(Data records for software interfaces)
--
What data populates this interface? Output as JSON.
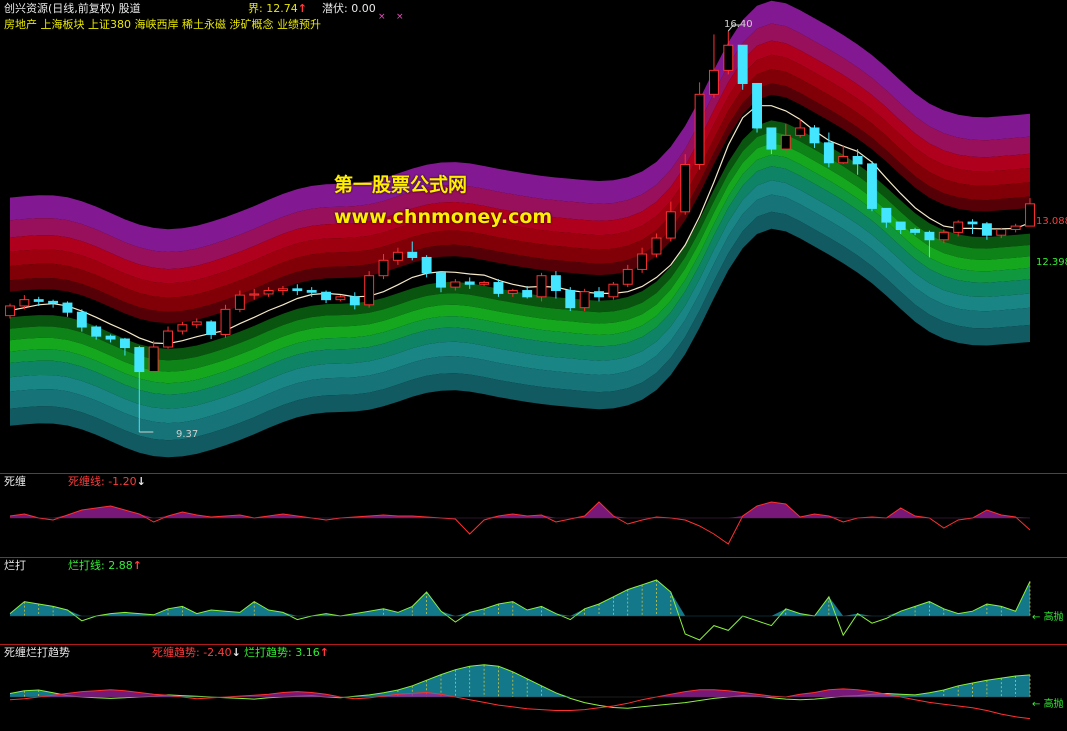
{
  "header": {
    "title": "创兴资源(日线,前复权)",
    "source": "股道",
    "jie_label": "界: ",
    "jie_value": "12.74",
    "jie_arrow": "↑",
    "qianfu_label": "潜伏: ",
    "qianfu_value": "0.00",
    "concepts": "房地产 上海板块 上证380 海峡西岸 稀土永磁 涉矿概念 业绩预升"
  },
  "watermark": {
    "line1": "第一股票公式网",
    "line2": "www.chnmoney.com"
  },
  "main_chart": {
    "price_high_label": "16.40",
    "price_low_label": "9.37",
    "right_label_top": "13.088",
    "right_label_bottom": "12.398",
    "colors": {
      "up": "#ff3030",
      "down": "#44e6ff",
      "ma": "#f4e9c8"
    }
  },
  "panel1": {
    "name": "死缠",
    "line_label": "死缠线: ",
    "line_value": "-1.20",
    "arrow": "↓"
  },
  "panel2": {
    "name": "烂打",
    "line_label": "烂打线: ",
    "line_value": "2.88",
    "arrow": "↑",
    "right_label": "高抛"
  },
  "panel3": {
    "name": "死缠烂打趋势",
    "trend1_label": "死缠趋势: ",
    "trend1_value": "-2.40",
    "trend1_arrow": "↓",
    "trend2_label": "烂打趋势: ",
    "trend2_value": "3.16",
    "trend2_arrow": "↑",
    "right_label": "高抛"
  },
  "chart_data": [
    {
      "type": "candlestick",
      "title": "创兴资源(日线,前复权)",
      "series": [
        {
          "name": "price",
          "candles": [
            [
              11.41,
              11.58,
              11.62,
              11.36
            ],
            [
              11.58,
              11.69,
              11.77,
              11.52
            ],
            [
              11.69,
              11.66,
              11.74,
              11.58
            ],
            [
              11.66,
              11.63,
              11.69,
              11.55
            ],
            [
              11.63,
              11.47,
              11.66,
              11.39
            ],
            [
              11.47,
              11.21,
              11.52,
              11.13
            ],
            [
              11.21,
              11.05,
              11.24,
              10.99
            ],
            [
              11.05,
              11.0,
              11.08,
              10.94
            ],
            [
              11.0,
              10.85,
              11.02,
              10.71
            ],
            [
              10.85,
              10.43,
              10.88,
              9.37
            ],
            [
              10.43,
              10.86,
              10.97,
              10.4
            ],
            [
              10.86,
              11.14,
              11.22,
              10.83
            ],
            [
              11.14,
              11.25,
              11.3,
              11.08
            ],
            [
              11.25,
              11.3,
              11.36,
              11.19
            ],
            [
              11.3,
              11.08,
              11.33,
              11.0
            ],
            [
              11.08,
              11.52,
              11.6,
              11.02
            ],
            [
              11.52,
              11.77,
              11.85,
              11.47
            ],
            [
              11.77,
              11.79,
              11.88,
              11.69
            ],
            [
              11.79,
              11.85,
              11.91,
              11.74
            ],
            [
              11.85,
              11.88,
              11.93,
              11.77
            ],
            [
              11.88,
              11.85,
              11.96,
              11.77
            ],
            [
              11.85,
              11.82,
              11.91,
              11.74
            ],
            [
              11.82,
              11.69,
              11.85,
              11.63
            ],
            [
              11.69,
              11.74,
              11.77,
              11.66
            ],
            [
              11.74,
              11.6,
              11.82,
              11.52
            ],
            [
              11.6,
              12.11,
              12.19,
              11.55
            ],
            [
              12.11,
              12.38,
              12.49,
              12.05
            ],
            [
              12.38,
              12.52,
              12.6,
              12.3
            ],
            [
              12.52,
              12.43,
              12.71,
              12.38
            ],
            [
              12.43,
              12.16,
              12.47,
              12.08
            ],
            [
              12.16,
              11.91,
              12.19,
              11.82
            ],
            [
              11.91,
              12.0,
              12.05,
              11.85
            ],
            [
              12.0,
              11.96,
              12.08,
              11.88
            ],
            [
              11.96,
              11.99,
              12.02,
              11.93
            ],
            [
              11.99,
              11.8,
              12.05,
              11.74
            ],
            [
              11.8,
              11.85,
              11.88,
              11.74
            ],
            [
              11.85,
              11.74,
              11.93,
              11.71
            ],
            [
              11.74,
              12.11,
              12.16,
              11.66
            ],
            [
              12.11,
              11.85,
              12.19,
              11.71
            ],
            [
              11.85,
              11.55,
              11.91,
              11.49
            ],
            [
              11.55,
              11.83,
              11.88,
              11.49
            ],
            [
              11.83,
              11.74,
              11.91,
              11.66
            ],
            [
              11.74,
              11.96,
              12.0,
              11.69
            ],
            [
              11.96,
              12.22,
              12.3,
              11.91
            ],
            [
              12.22,
              12.49,
              12.6,
              12.16
            ],
            [
              12.49,
              12.77,
              12.85,
              12.43
            ],
            [
              12.77,
              13.23,
              13.41,
              12.71
            ],
            [
              13.23,
              14.06,
              14.24,
              13.18
            ],
            [
              14.06,
              15.29,
              15.5,
              13.97
            ],
            [
              15.29,
              15.71,
              16.34,
              15.23
            ],
            [
              15.71,
              16.15,
              16.4,
              15.64
            ],
            [
              16.15,
              15.48,
              15.84,
              15.37
            ],
            [
              15.48,
              14.7,
              14.86,
              14.62
            ],
            [
              14.7,
              14.33,
              14.64,
              14.24
            ],
            [
              14.33,
              14.57,
              14.77,
              14.27
            ],
            [
              14.57,
              14.7,
              14.86,
              14.53
            ],
            [
              14.7,
              14.44,
              14.75,
              14.35
            ],
            [
              14.44,
              14.09,
              14.62,
              14.01
            ],
            [
              14.09,
              14.2,
              14.4,
              14.07
            ],
            [
              14.2,
              14.07,
              14.33,
              13.88
            ],
            [
              14.07,
              13.29,
              14.12,
              13.24
            ],
            [
              13.29,
              13.05,
              13.21,
              12.95
            ],
            [
              13.05,
              12.92,
              13.02,
              12.84
            ],
            [
              12.92,
              12.87,
              12.95,
              12.82
            ],
            [
              12.87,
              12.74,
              12.9,
              12.43
            ],
            [
              12.74,
              12.87,
              12.92,
              12.68
            ],
            [
              12.87,
              13.05,
              13.08,
              12.8
            ],
            [
              13.05,
              13.02,
              13.1,
              12.84
            ],
            [
              13.02,
              12.82,
              13.05,
              12.74
            ],
            [
              12.82,
              12.92,
              12.95,
              12.77
            ],
            [
              12.92,
              12.98,
              13.02,
              12.87
            ],
            [
              12.98,
              13.37,
              13.47,
              12.98
            ]
          ]
        },
        {
          "name": "MA",
          "values": [
            11.5,
            11.55,
            11.6,
            11.62,
            11.58,
            11.49,
            11.38,
            11.26,
            11.15,
            11.02,
            10.93,
            10.92,
            10.97,
            11.04,
            11.1,
            11.15,
            11.27,
            11.38,
            11.5,
            11.6,
            11.71,
            11.78,
            11.8,
            11.78,
            11.74,
            11.75,
            11.83,
            11.95,
            12.08,
            12.15,
            12.18,
            12.17,
            12.14,
            12.12,
            12.03,
            11.96,
            11.91,
            11.92,
            11.91,
            11.85,
            11.82,
            11.8,
            11.8,
            11.83,
            11.92,
            12.08,
            12.3,
            12.65,
            13.15,
            13.75,
            14.4,
            14.88,
            15.09,
            15.09,
            15.0,
            14.85,
            14.65,
            14.48,
            14.38,
            14.29,
            14.1,
            13.82,
            13.55,
            13.3,
            13.12,
            12.98,
            12.94,
            12.94,
            12.93,
            12.93,
            12.94,
            13.04
          ]
        }
      ]
    },
    {
      "type": "line",
      "title": "死缠",
      "series": [
        {
          "name": "死缠线",
          "values": [
            0.2,
            0.4,
            0.0,
            -0.2,
            0.3,
            0.8,
            1.0,
            1.2,
            0.8,
            0.4,
            -0.4,
            0.2,
            0.6,
            0.3,
            0.1,
            0.2,
            0.3,
            0.0,
            0.2,
            0.4,
            0.2,
            0.0,
            -0.2,
            0.0,
            0.1,
            0.2,
            0.3,
            0.2,
            0.2,
            0.1,
            0.0,
            -0.1,
            -1.6,
            -0.2,
            0.2,
            0.4,
            0.2,
            0.3,
            -0.4,
            -0.1,
            0.2,
            1.6,
            0.2,
            -0.6,
            -0.2,
            0.1,
            0.0,
            -0.2,
            -0.8,
            -1.6,
            -2.6,
            0.2,
            1.2,
            1.6,
            1.4,
            0.1,
            0.4,
            0.2,
            -0.4,
            0.0,
            0.1,
            0.0,
            1.0,
            0.2,
            0.0,
            -1.0,
            -0.2,
            0.0,
            0.8,
            0.3,
            0.1,
            -1.2
          ]
        }
      ]
    },
    {
      "type": "line",
      "title": "烂打",
      "series": [
        {
          "name": "烂打线",
          "values": [
            0.2,
            1.2,
            1.0,
            0.8,
            0.5,
            -0.4,
            0.0,
            0.2,
            0.3,
            0.2,
            0.1,
            0.6,
            0.8,
            0.2,
            0.5,
            0.4,
            0.3,
            1.2,
            0.5,
            0.3,
            -0.3,
            0.0,
            0.2,
            0.0,
            0.2,
            0.4,
            0.6,
            0.3,
            0.8,
            2.0,
            0.4,
            -0.5,
            0.3,
            0.6,
            1.0,
            1.2,
            0.5,
            0.8,
            0.2,
            -0.3,
            0.6,
            1.0,
            1.6,
            2.2,
            2.6,
            3.0,
            2.0,
            -1.5,
            -2.0,
            -0.8,
            -1.2,
            0.0,
            -0.4,
            -0.8,
            0.6,
            0.2,
            0.0,
            1.6,
            -1.6,
            0.2,
            -0.6,
            -0.2,
            0.4,
            0.8,
            1.2,
            0.6,
            0.2,
            0.4,
            1.0,
            0.8,
            0.4,
            2.88
          ]
        }
      ]
    },
    {
      "type": "line",
      "title": "死缠烂打趋势",
      "series": [
        {
          "name": "死缠趋势",
          "values": [
            -0.3,
            -0.2,
            0.0,
            0.2,
            0.4,
            0.6,
            0.7,
            0.8,
            0.7,
            0.5,
            0.3,
            0.2,
            0.0,
            -0.2,
            -0.1,
            0.0,
            0.1,
            0.2,
            0.3,
            0.5,
            0.6,
            0.5,
            0.3,
            0.0,
            -0.2,
            -0.1,
            0.1,
            0.3,
            0.4,
            0.5,
            0.3,
            0.0,
            -0.3,
            -0.6,
            -0.9,
            -1.1,
            -1.3,
            -1.4,
            -1.5,
            -1.5,
            -1.4,
            -1.2,
            -1.0,
            -0.7,
            -0.3,
            0.0,
            0.3,
            0.6,
            0.8,
            0.8,
            0.7,
            0.5,
            0.3,
            0.1,
            0.0,
            0.3,
            0.5,
            0.8,
            0.9,
            0.8,
            0.6,
            0.3,
            0.0,
            -0.3,
            -0.6,
            -0.8,
            -1.0,
            -1.2,
            -1.5,
            -1.9,
            -2.2,
            -2.4
          ]
        },
        {
          "name": "烂打趋势",
          "values": [
            0.5,
            0.9,
            1.0,
            0.6,
            0.2,
            0.0,
            -0.1,
            -0.2,
            -0.1,
            0.0,
            0.1,
            0.3,
            0.2,
            0.1,
            0.0,
            -0.1,
            -0.2,
            -0.3,
            -0.1,
            0.0,
            0.1,
            0.2,
            0.0,
            -0.1,
            0.1,
            0.3,
            0.6,
            1.0,
            1.6,
            2.4,
            3.2,
            3.9,
            4.4,
            4.6,
            4.4,
            3.6,
            2.6,
            1.6,
            0.6,
            -0.2,
            -0.8,
            -1.2,
            -1.5,
            -1.6,
            -1.4,
            -1.2,
            -1.0,
            -0.8,
            -0.5,
            -0.2,
            0.0,
            0.2,
            0.1,
            -0.1,
            -0.3,
            -0.4,
            -0.3,
            -0.1,
            0.1,
            0.2,
            0.4,
            0.5,
            0.4,
            0.3,
            0.6,
            1.0,
            1.6,
            2.0,
            2.4,
            2.7,
            3.0,
            3.16
          ]
        }
      ]
    }
  ]
}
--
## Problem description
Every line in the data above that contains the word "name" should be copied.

## Solution
    "name": "死缠",
    "name": "烂打",
    "name": "死缠烂打趋势",
          "name": "price",
          "name": "MA",
          "name": "死缠线",
          "name": "烂打线",
          "name": "死缠趋势",
          "name": "烂打趋势",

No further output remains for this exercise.